═══ Input

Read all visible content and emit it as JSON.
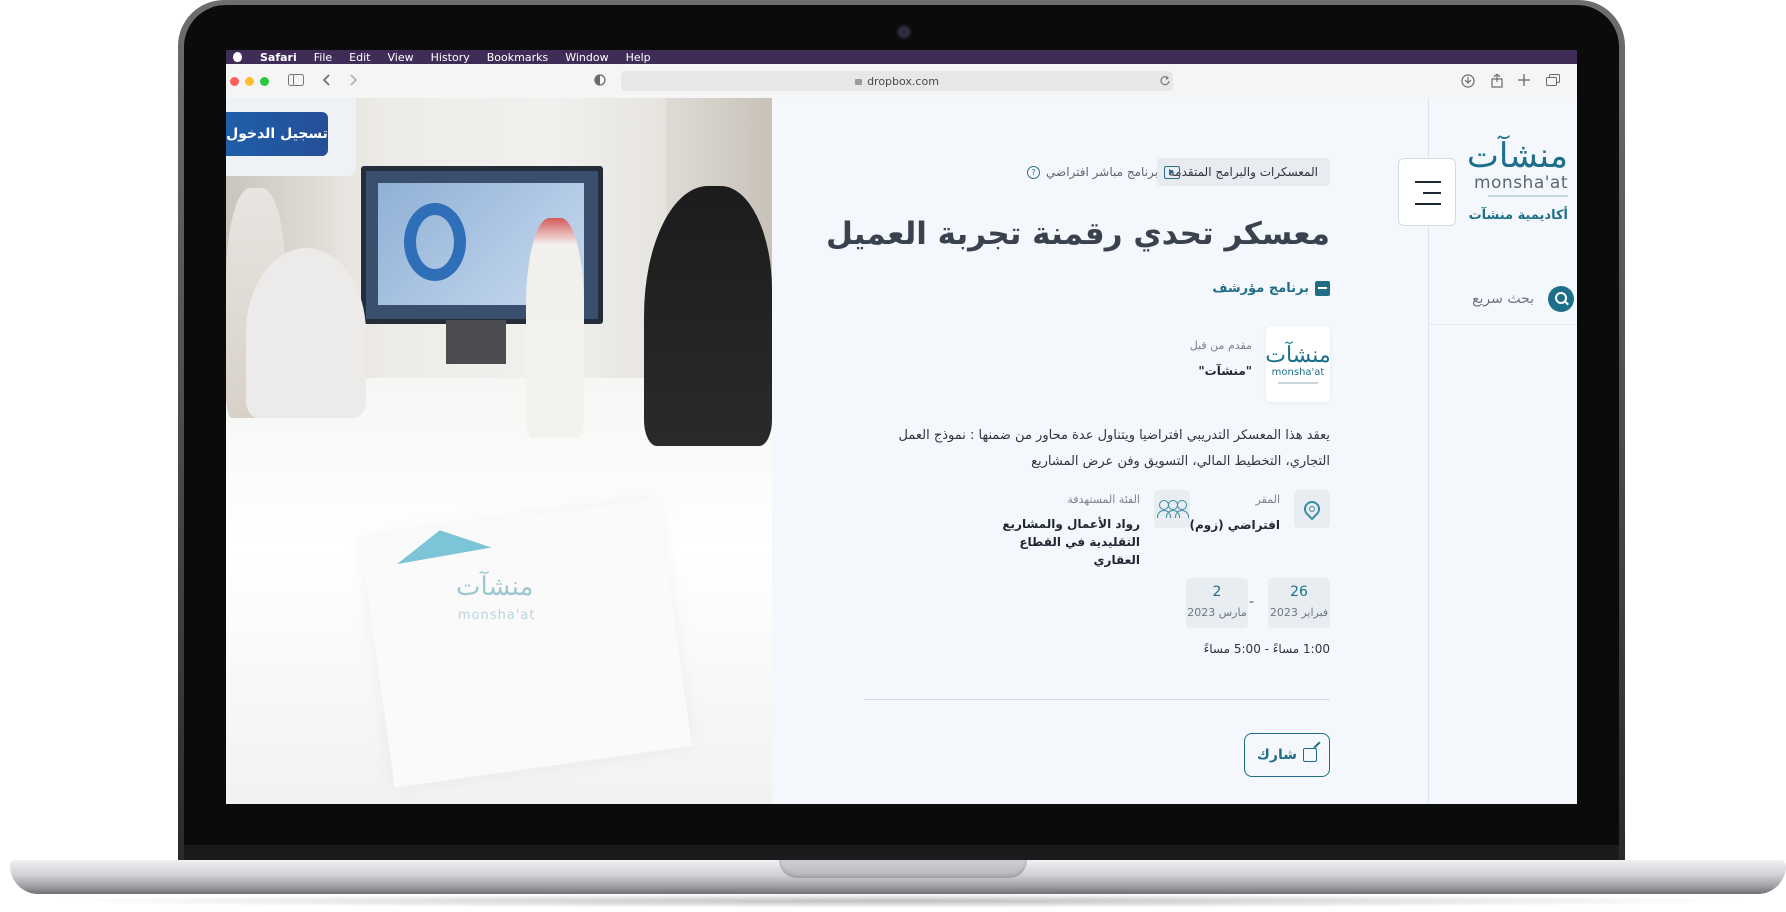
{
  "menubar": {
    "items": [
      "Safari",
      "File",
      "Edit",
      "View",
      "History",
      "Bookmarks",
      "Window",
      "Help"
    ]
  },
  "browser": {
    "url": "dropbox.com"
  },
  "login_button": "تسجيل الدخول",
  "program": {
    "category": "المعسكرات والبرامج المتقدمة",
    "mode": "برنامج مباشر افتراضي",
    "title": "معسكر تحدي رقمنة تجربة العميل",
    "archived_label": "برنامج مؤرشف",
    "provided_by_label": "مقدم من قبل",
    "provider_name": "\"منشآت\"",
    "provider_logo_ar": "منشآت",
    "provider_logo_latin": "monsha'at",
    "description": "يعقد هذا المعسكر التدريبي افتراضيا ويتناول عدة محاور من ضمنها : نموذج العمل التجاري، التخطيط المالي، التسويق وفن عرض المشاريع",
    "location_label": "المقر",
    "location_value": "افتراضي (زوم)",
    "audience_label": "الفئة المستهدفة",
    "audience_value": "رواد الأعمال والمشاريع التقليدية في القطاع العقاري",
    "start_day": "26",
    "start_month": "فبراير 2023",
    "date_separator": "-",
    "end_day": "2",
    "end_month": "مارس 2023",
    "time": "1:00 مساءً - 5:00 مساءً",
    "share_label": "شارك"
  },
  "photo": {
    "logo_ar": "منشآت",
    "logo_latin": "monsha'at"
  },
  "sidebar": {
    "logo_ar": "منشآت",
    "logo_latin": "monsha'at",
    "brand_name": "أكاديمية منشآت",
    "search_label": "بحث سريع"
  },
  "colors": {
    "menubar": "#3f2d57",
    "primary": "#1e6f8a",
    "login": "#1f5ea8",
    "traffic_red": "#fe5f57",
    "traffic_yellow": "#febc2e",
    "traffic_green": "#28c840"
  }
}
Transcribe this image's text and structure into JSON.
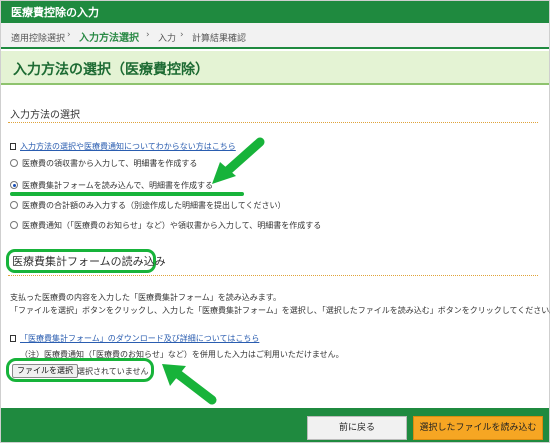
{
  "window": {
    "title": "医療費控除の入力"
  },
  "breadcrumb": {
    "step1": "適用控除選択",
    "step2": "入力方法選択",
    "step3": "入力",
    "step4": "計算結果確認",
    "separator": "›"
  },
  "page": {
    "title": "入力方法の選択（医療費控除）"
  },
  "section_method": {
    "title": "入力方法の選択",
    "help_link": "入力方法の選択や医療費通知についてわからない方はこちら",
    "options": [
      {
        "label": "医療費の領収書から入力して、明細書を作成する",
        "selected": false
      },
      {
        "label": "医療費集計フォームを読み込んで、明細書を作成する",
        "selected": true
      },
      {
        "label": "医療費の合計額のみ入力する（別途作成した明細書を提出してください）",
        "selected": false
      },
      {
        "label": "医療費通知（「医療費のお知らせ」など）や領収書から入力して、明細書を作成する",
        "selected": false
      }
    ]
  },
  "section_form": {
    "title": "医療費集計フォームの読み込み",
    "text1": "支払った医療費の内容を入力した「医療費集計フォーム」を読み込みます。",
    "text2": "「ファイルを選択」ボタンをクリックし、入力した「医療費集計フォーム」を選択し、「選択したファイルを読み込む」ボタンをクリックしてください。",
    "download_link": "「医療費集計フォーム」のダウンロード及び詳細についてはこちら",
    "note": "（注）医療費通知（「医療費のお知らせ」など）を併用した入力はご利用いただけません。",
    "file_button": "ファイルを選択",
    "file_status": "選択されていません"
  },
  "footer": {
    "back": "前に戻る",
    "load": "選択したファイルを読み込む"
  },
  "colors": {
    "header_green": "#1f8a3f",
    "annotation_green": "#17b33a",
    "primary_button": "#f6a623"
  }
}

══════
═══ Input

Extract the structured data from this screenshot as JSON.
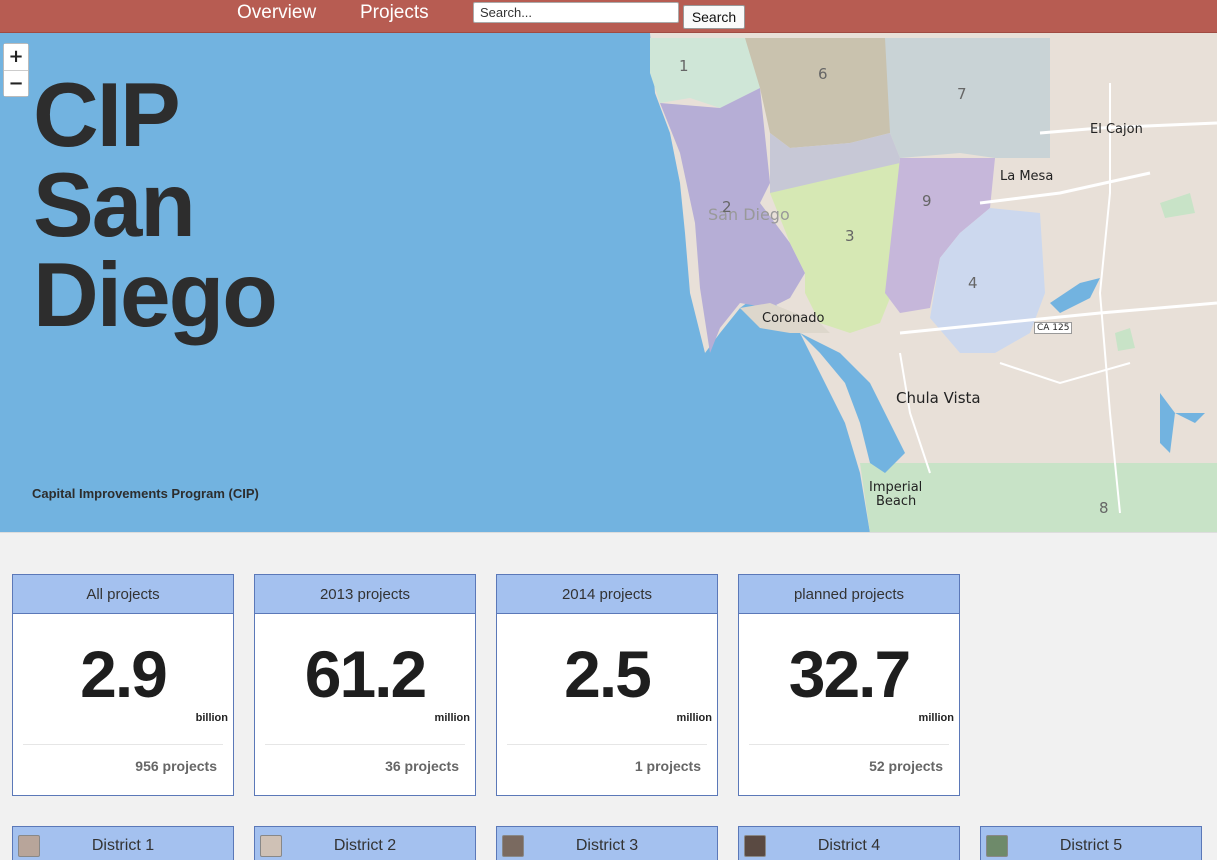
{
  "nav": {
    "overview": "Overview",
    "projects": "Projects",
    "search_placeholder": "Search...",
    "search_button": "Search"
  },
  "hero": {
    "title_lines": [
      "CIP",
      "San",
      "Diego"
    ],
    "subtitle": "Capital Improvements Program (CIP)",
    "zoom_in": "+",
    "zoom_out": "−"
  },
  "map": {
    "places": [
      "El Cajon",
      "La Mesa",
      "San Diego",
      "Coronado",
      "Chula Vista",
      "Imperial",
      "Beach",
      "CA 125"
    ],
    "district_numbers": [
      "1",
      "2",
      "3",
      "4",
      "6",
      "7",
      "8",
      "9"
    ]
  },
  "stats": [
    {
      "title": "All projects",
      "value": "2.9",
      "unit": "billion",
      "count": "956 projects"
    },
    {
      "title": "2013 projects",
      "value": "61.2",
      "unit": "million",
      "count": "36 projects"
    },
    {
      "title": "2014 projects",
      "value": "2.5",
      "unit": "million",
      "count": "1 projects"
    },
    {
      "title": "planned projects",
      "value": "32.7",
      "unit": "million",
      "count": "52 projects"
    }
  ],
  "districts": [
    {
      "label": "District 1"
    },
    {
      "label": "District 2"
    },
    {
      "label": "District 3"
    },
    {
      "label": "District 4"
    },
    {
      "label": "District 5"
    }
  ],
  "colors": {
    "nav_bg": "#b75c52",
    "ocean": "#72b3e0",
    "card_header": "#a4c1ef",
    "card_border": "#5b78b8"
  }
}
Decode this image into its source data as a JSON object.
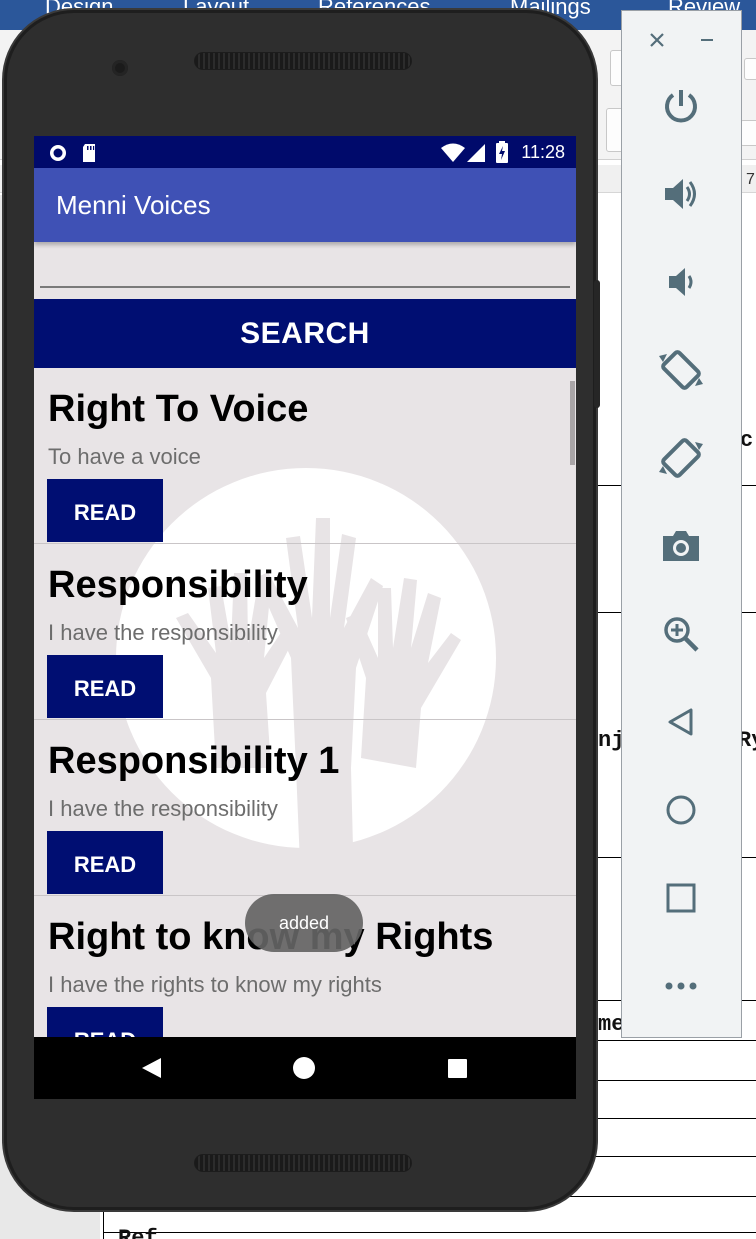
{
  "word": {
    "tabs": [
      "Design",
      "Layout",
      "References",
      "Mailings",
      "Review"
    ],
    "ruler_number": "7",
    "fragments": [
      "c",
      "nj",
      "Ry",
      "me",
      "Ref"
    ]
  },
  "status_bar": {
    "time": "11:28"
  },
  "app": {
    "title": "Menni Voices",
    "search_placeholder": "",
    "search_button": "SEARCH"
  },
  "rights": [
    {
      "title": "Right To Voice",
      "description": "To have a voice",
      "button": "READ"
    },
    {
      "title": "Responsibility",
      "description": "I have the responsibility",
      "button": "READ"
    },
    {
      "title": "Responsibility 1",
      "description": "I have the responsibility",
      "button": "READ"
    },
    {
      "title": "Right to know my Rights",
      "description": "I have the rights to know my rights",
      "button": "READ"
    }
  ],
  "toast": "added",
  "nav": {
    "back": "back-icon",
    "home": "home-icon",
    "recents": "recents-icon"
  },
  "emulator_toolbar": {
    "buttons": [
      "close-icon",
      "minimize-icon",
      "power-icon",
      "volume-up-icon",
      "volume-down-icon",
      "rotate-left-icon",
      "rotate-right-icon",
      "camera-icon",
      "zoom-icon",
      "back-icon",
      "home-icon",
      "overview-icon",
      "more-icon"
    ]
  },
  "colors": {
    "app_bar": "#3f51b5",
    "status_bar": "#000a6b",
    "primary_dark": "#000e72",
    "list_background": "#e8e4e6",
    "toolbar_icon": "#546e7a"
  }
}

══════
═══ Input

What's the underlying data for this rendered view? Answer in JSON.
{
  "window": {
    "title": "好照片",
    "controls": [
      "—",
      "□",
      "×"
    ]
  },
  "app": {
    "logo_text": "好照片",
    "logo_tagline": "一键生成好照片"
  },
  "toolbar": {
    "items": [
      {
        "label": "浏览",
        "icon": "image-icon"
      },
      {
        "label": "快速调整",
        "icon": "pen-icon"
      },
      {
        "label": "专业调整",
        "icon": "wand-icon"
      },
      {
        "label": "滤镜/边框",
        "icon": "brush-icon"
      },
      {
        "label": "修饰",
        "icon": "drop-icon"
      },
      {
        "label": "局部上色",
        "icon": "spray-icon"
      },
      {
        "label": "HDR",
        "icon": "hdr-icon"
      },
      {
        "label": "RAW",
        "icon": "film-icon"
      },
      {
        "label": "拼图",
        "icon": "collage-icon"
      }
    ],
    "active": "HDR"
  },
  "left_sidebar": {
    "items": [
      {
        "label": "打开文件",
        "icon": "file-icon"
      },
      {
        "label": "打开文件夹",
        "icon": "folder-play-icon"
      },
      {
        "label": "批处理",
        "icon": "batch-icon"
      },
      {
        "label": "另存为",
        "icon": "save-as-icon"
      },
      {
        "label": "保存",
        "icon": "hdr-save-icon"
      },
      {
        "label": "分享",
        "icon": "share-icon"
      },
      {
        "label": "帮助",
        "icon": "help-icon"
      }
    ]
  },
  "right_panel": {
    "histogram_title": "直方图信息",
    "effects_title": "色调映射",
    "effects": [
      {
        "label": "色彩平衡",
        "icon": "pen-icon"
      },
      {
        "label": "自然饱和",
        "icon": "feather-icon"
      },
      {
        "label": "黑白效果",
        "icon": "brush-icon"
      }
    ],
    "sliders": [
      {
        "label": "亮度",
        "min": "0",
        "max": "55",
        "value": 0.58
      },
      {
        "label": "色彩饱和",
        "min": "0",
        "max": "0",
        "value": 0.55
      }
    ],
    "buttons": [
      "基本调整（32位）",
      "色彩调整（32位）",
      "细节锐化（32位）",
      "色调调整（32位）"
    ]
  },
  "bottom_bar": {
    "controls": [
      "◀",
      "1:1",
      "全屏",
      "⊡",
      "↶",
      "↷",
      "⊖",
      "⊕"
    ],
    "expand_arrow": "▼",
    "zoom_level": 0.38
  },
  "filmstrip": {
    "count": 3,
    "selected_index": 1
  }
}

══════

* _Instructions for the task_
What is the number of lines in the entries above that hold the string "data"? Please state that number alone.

* _The answer_
3